Food labelling is currently governed by EU labelling law, but also needs to fit with the international standards set by the FAO/WHO, whose basic tenet for food labelling is that it must not mislead.  This is generally straightforward, but in the case of any food labelled as suitable for vegetarians or vegans, it must be suitable for both groups and there are some confusing issues.

EU Food Labelling specialist Stephen Pugh explains: “The UK government provided guidance in 2006 to help clarify some of the issues arising from, for example, what constitutes suitability for vegetarians and what is permitted in a vegan diet.  The guidance does need updating to reflect regulatory changes, but by and large the UK’s guidance is the best practice standard for labelling foods as suitable for vegetarian and vegans across Europe.”


Stephen Pugh continues: “Issues around what constitutes a vegetarian diet depend on the individual – some consider eggs as unsuitable whilst others draw the line at fungi.  The main point is that consumers needs to be reassured that products labelled as vegetarian should not contain any meat-derived ingredients and that the information on the label must ensure sufficient information to enable them to make an informed choice.

“The problem for vegan labelling arises from hidden ingredients such as the fining agents in wine and some other alcoholic drinks.  Sometimes, but not always, the haze produced from yeast is cleared using egg protein or isinglass (made from the protein in fish swim bladders).  These do not need to be labelled if the protein is not present in the final beer or wine, but an animal product has still been used in the production of the wine and therefore it would not be suitable for someone following a vegan diet.  Unless a pre-packaged food is specifically labelled as being suitable for vegans, its suitability would need to be investigated.”

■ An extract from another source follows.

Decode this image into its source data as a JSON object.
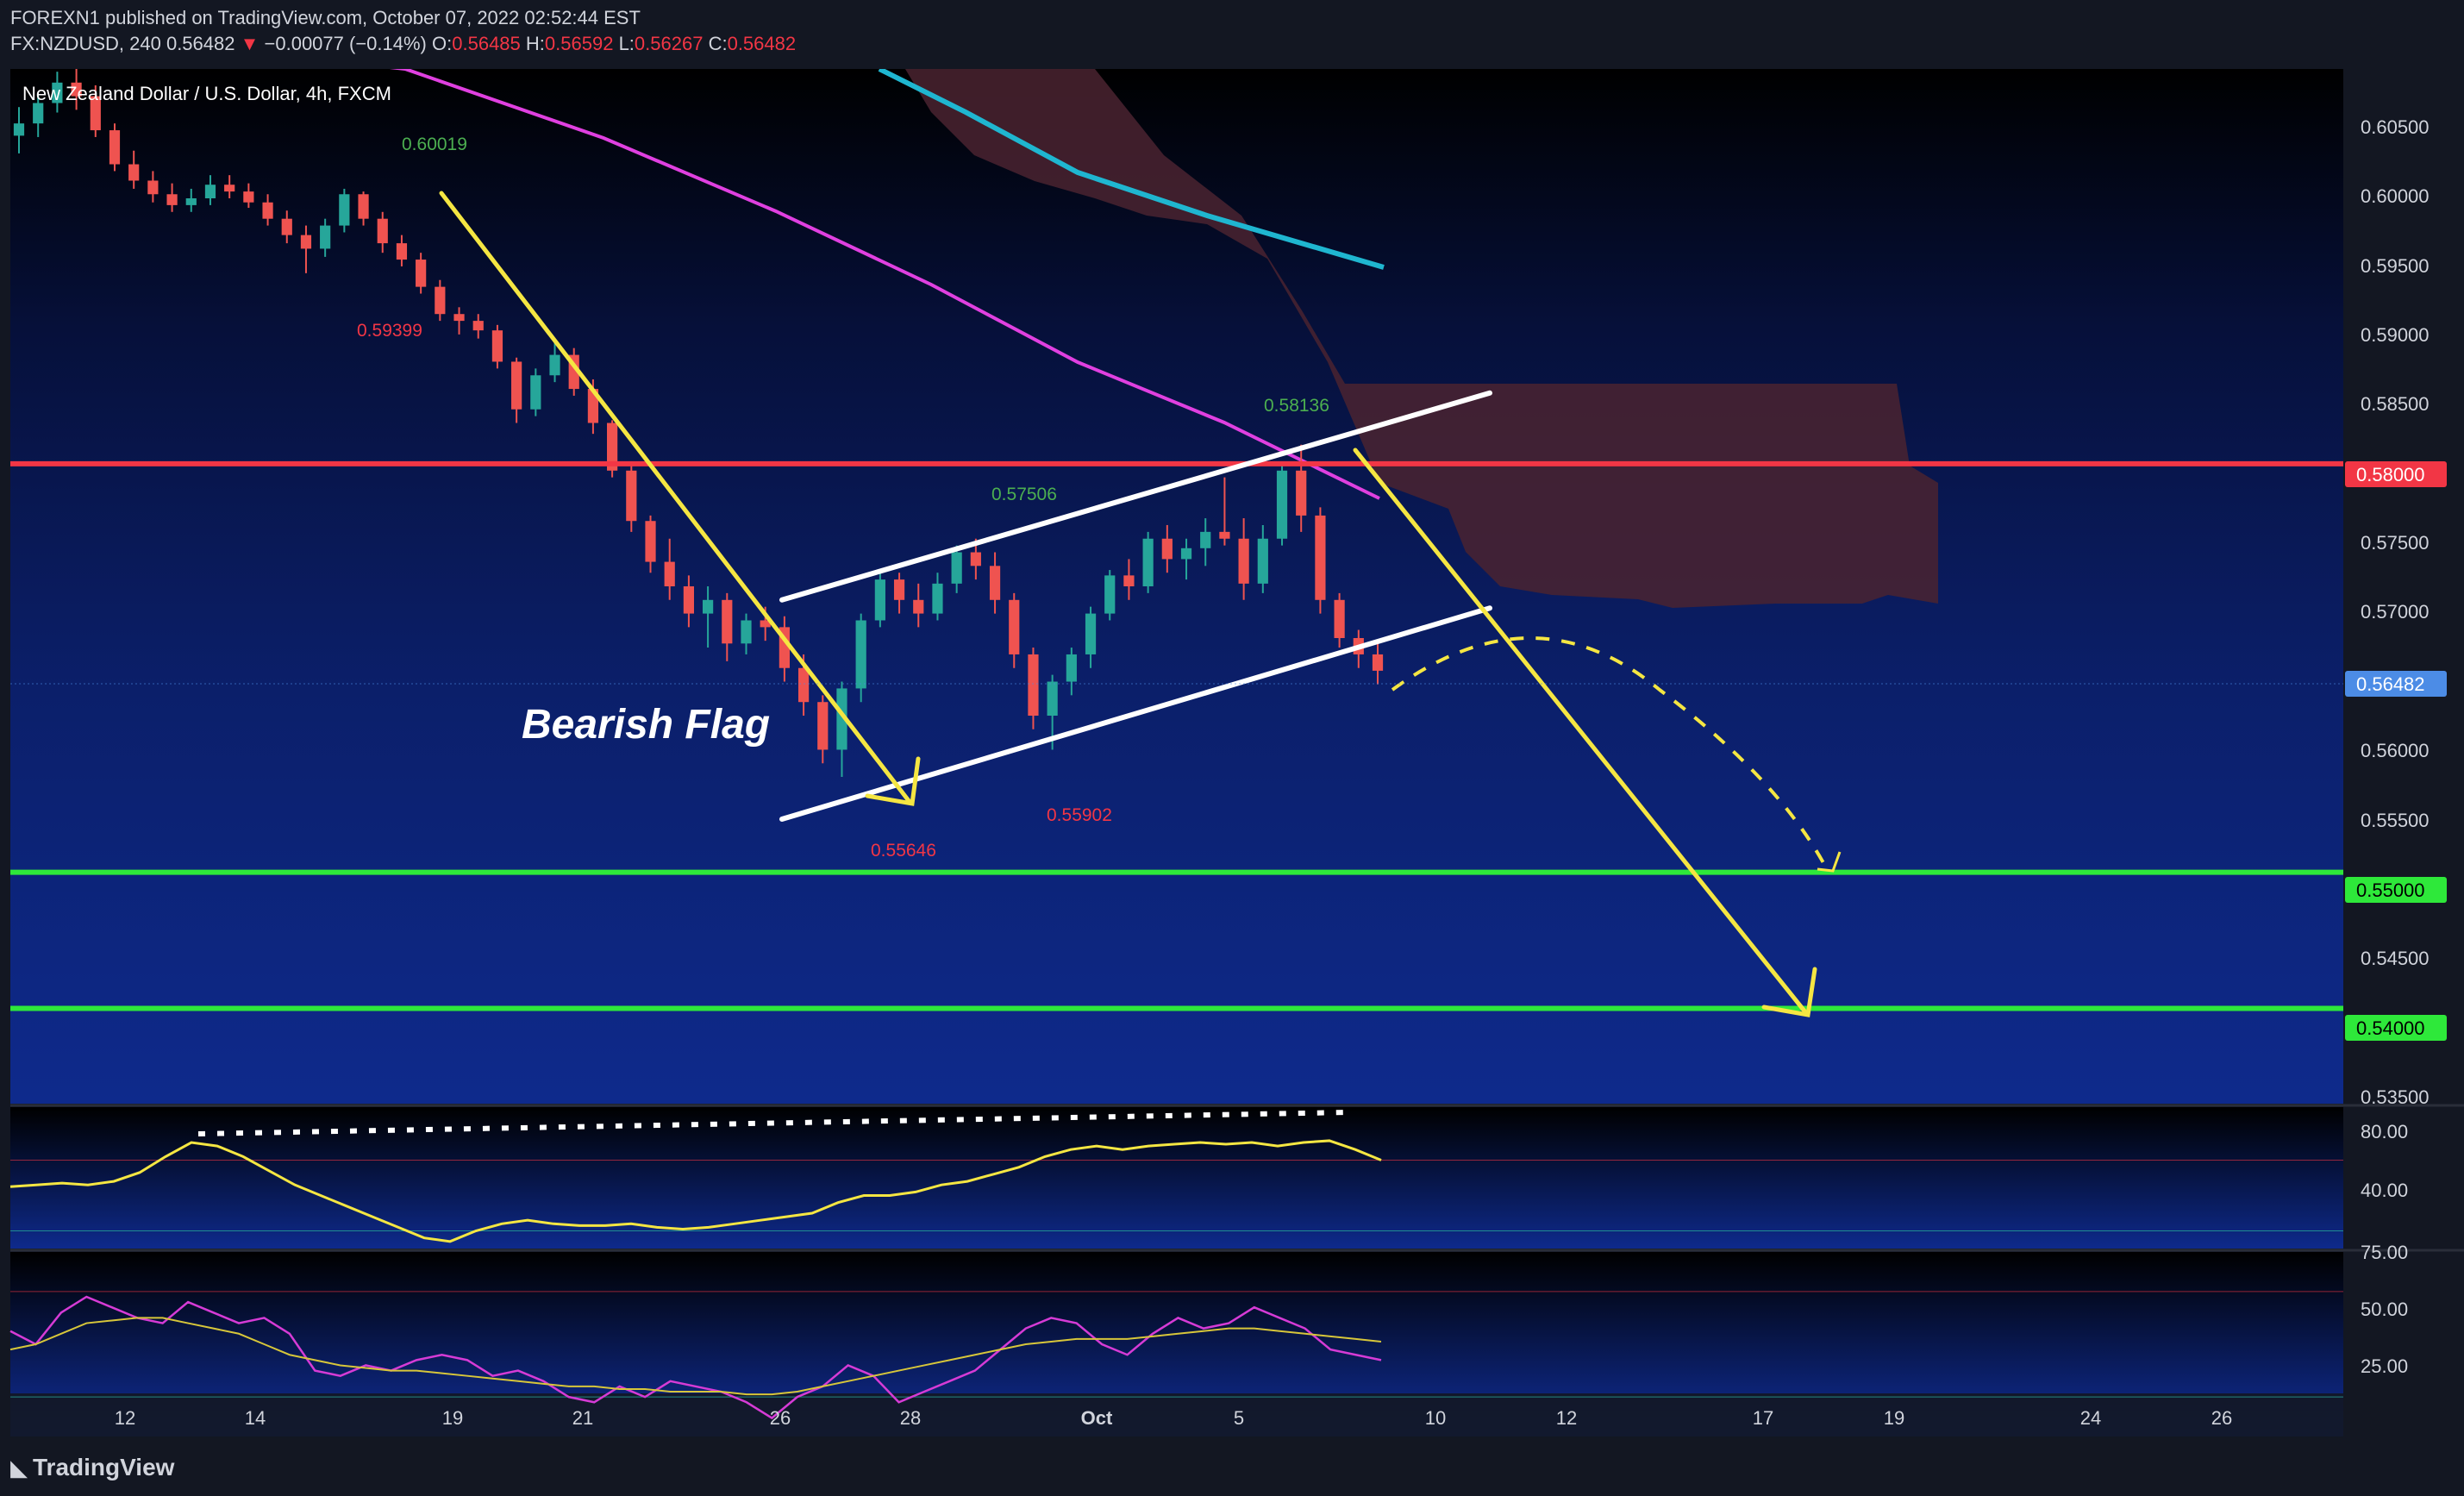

Stephen Pugh concludes: “If you are responsible for Vegetarian and Vegan Labelling, the message is that consumers must have complete confidence in your labels, so make sure you label correctly to provide the full confidence consumers need and want – and no shortcuts!”


Stephen Pugh has recently spoken about Vegetarian and Vegan labelling in the Houses of Parliament to the All Party Group on Vegetarian and Veganism.

Stephen Pugh was head of the food labelling team in the UK’s Department of Environment, Food and Rural Affairs (Defra) until March 2016.  He represented the UK during the negotiations on the EU’s Regulation on the Provision of Food Information to Consumers (FIC).  He has worked in the field of food labelling for UK governments for just under 10 years and is now a course coordinator in the Commission’s initiative Better Training, Safer Food, where he is the training co-ordinator and lead tutor on general food labelling.


For more information please contact Gillian Waddell (Gillian@fuelrefuel.com) at Fuel PR.